-- EXCERPTED DATA follows --

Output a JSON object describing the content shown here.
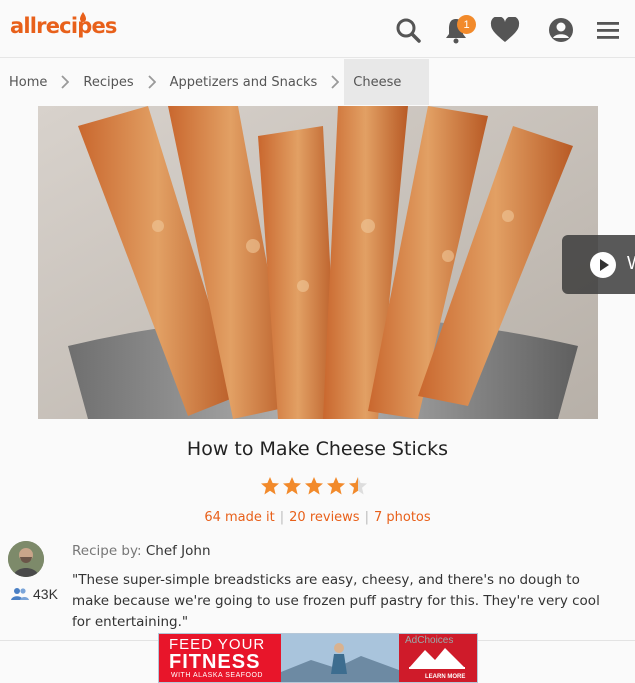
{
  "header": {
    "logo": "allrecipes",
    "notification_count": "1",
    "icons": [
      "search-icon",
      "bell-icon",
      "heart-icon",
      "profile-icon",
      "menu-icon"
    ]
  },
  "breadcrumb": {
    "items": [
      "Home",
      "Recipes",
      "Appetizers and Snacks",
      "Cheese"
    ]
  },
  "video": {
    "label": "W"
  },
  "recipe": {
    "title": "How to Make Cheese Sticks",
    "rating": 4.5,
    "rating_max": 5,
    "made_it": "64 made it",
    "reviews": "20 reviews",
    "photos": "7 photos",
    "recipe_by_label": "Recipe by:",
    "author": "Chef John",
    "followers": "43K",
    "description": "\"These super-simple breadsticks are easy, cheesy, and there's no dough to make because we're going to use frozen puff pastry for this. They're very cool for entertaining.\""
  },
  "ad": {
    "line1": "FEED YOUR",
    "line2": "FITNESS",
    "line3": "WITH ALASKA SEAFOOD",
    "choices": "AdChoices",
    "cta": "LEARN MORE"
  },
  "colors": {
    "brand_orange": "#e8601a",
    "star_orange": "#f28a2b",
    "ad_red": "#e8152a"
  }
}
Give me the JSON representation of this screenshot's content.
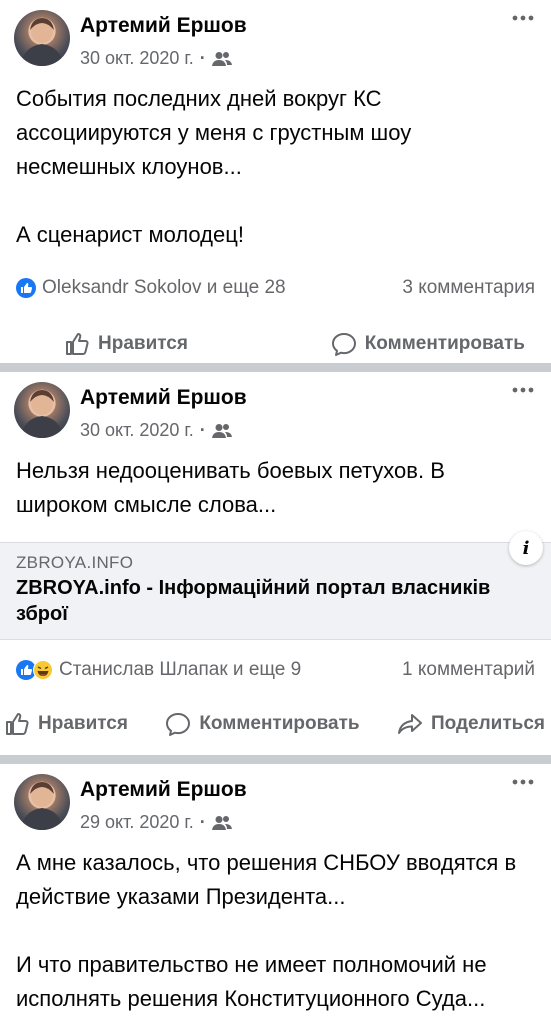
{
  "posts": [
    {
      "author": "Артемий Ершов",
      "date": "30 окт. 2020 г.",
      "dot": "·",
      "paragraphs": [
        "События последних дней вокруг КС ассоциируются у меня с грустным шоу несмешных клоунов...",
        "А сценарист молодец!"
      ],
      "reactions": "Oleksandr Sokolov и еще 28",
      "comments": "3 комментария",
      "like_label": "Нравится",
      "comment_label": "Комментировать"
    },
    {
      "author": "Артемий Ершов",
      "date": "30 окт. 2020 г.",
      "dot": "·",
      "paragraphs": [
        "Нельзя недооценивать боевых петухов. В широком смысле слова..."
      ],
      "link": {
        "domain": "ZBROYA.INFO",
        "title": "ZBROYA.info - Інформаційний портал власників зброї",
        "info_glyph": "i"
      },
      "reactions": "Станислав Шлапак и еще 9",
      "comments": "1 комментарий",
      "like_label": "Нравится",
      "comment_label": "Комментировать",
      "share_label": "Поделиться"
    },
    {
      "author": "Артемий Ершов",
      "date": "29 окт. 2020 г.",
      "dot": "·",
      "paragraphs": [
        "А мне казалось, что решения СНБОУ вводятся в действие указами Президента...",
        "И что правительство не имеет полномочий не исполнять решения Конституционного Суда..."
      ]
    }
  ],
  "icons": {
    "more": "more-horizontal-icon",
    "audience": "friends-icon",
    "like_reaction": "like-reaction-icon",
    "haha_reaction": "haha-reaction-icon",
    "like_action": "thumbs-up-icon",
    "comment_action": "comment-bubble-icon",
    "share_action": "share-arrow-icon",
    "info": "info-icon"
  },
  "colors": {
    "text": "#050505",
    "secondary": "#65676b",
    "like_blue": "#1877f2",
    "separator": "#c9ccd1",
    "link_bg": "#f0f2f5"
  }
}
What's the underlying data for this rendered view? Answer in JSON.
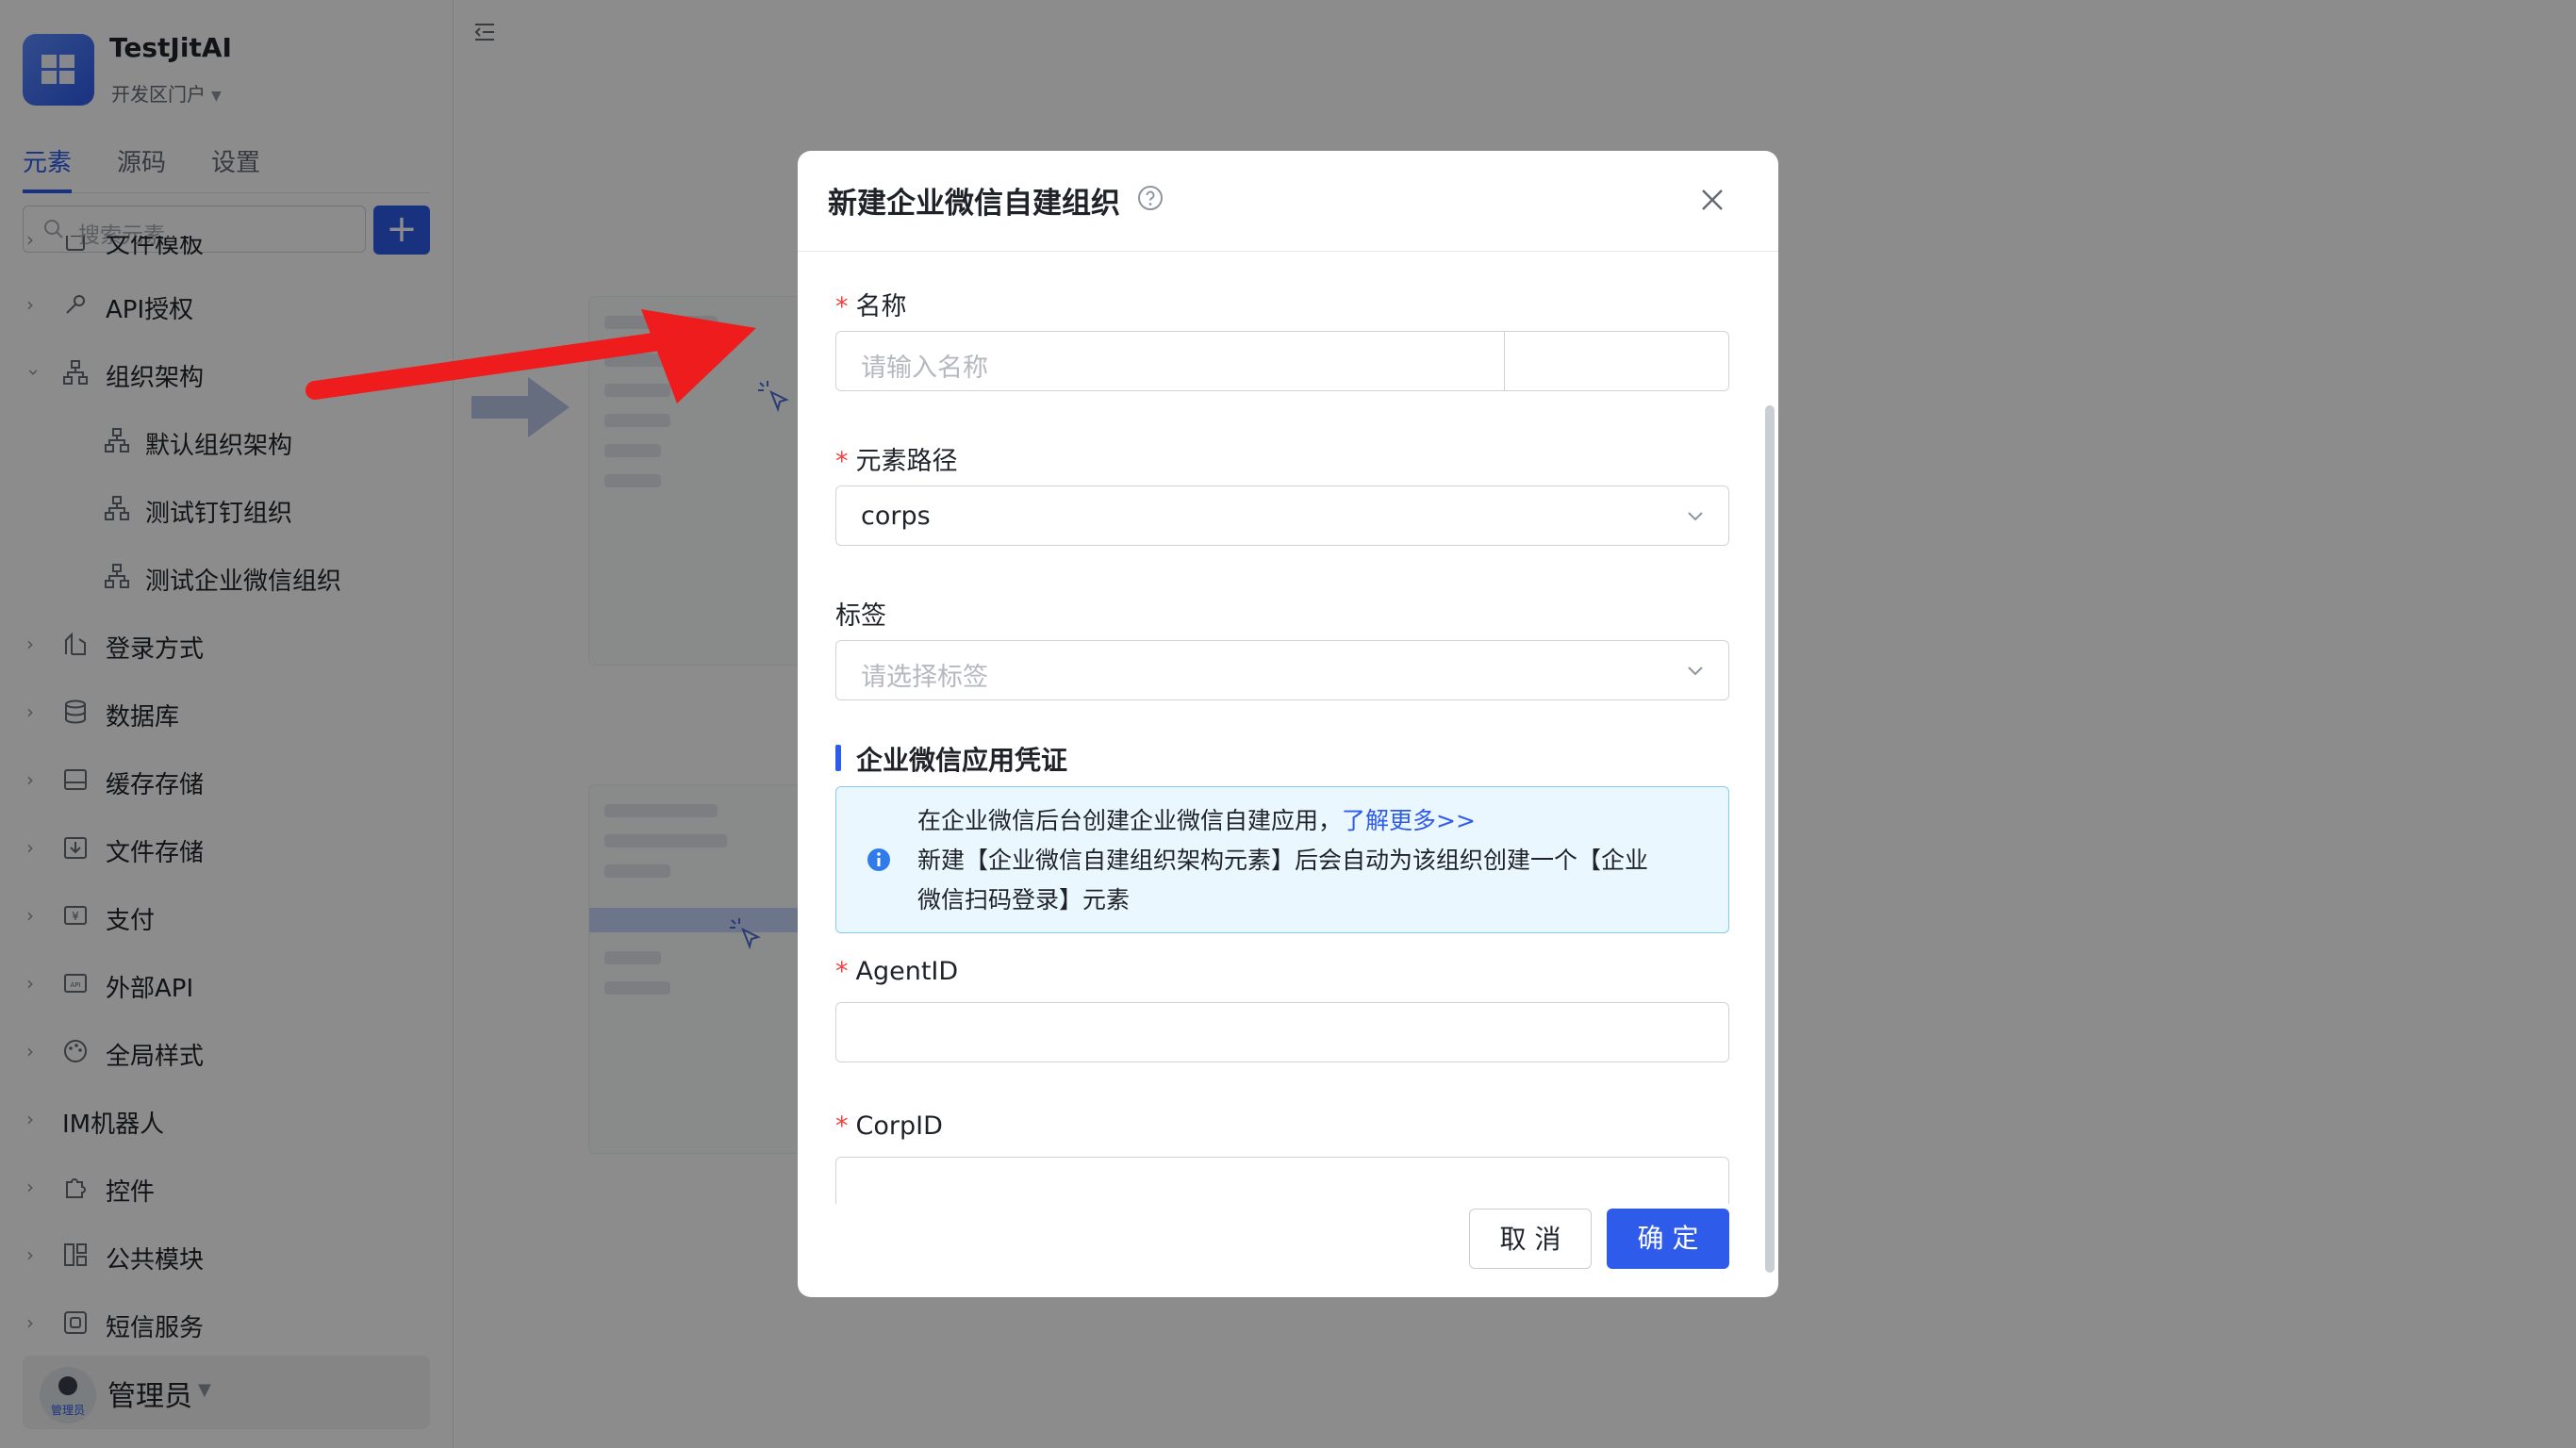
{
  "app": {
    "name": "TestJitAI",
    "portal": "开发区门户"
  },
  "side_tabs": [
    {
      "label": "元素",
      "active": true
    },
    {
      "label": "源码",
      "active": false
    },
    {
      "label": "设置",
      "active": false
    }
  ],
  "search": {
    "placeholder": "搜索元素"
  },
  "tree": [
    {
      "label": "文件模板",
      "level": 0,
      "expanded": false
    },
    {
      "label": "API授权",
      "level": 0,
      "expanded": false
    },
    {
      "label": "组织架构",
      "level": 0,
      "expanded": true
    },
    {
      "label": "默认组织架构",
      "level": 1
    },
    {
      "label": "测试钉钉组织",
      "level": 1
    },
    {
      "label": "测试企业微信组织",
      "level": 1
    },
    {
      "label": "登录方式",
      "level": 0,
      "expanded": false
    },
    {
      "label": "数据库",
      "level": 0,
      "expanded": false
    },
    {
      "label": "缓存存储",
      "level": 0,
      "expanded": false
    },
    {
      "label": "文件存储",
      "level": 0,
      "expanded": false
    },
    {
      "label": "支付",
      "level": 0,
      "expanded": false
    },
    {
      "label": "外部API",
      "level": 0,
      "expanded": false
    },
    {
      "label": "全局样式",
      "level": 0,
      "expanded": false
    },
    {
      "label": "IM机器人",
      "level": 0,
      "expanded": false
    },
    {
      "label": "控件",
      "level": 0,
      "expanded": false
    },
    {
      "label": "公共模块",
      "level": 0,
      "expanded": false
    },
    {
      "label": "短信服务",
      "level": 0,
      "expanded": false
    }
  ],
  "user": {
    "name": "管理员",
    "avatar_tag": "管理员"
  },
  "modal": {
    "title": "新建企业微信自建组织",
    "fields": {
      "name": {
        "label": "名称",
        "placeholder": "请输入名称",
        "value": "",
        "required": true
      },
      "path": {
        "label": "元素路径",
        "value": "corps",
        "required": true
      },
      "tags": {
        "label": "标签",
        "placeholder": "请选择标签",
        "required": false
      },
      "agent_id": {
        "label": "AgentID",
        "value": "",
        "required": true
      },
      "corp_id": {
        "label": "CorpID",
        "value": "",
        "required": true
      }
    },
    "section_title": "企业微信应用凭证",
    "info": {
      "line1": "在企业微信后台创建企业微信自建应用，",
      "link": "了解更多>>",
      "line2": "新建【企业微信自建组织架构元素】后会自动为该组织创建一个【企业",
      "line3": "微信扫码登录】元素"
    },
    "buttons": {
      "cancel": "取 消",
      "ok": "确 定"
    }
  },
  "colors": {
    "primary": "#2f5bea",
    "danger": "#f53f3f",
    "info_bg": "#eaf7fe",
    "arrow": "#ee1c1c"
  }
}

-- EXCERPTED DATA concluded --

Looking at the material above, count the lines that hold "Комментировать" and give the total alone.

2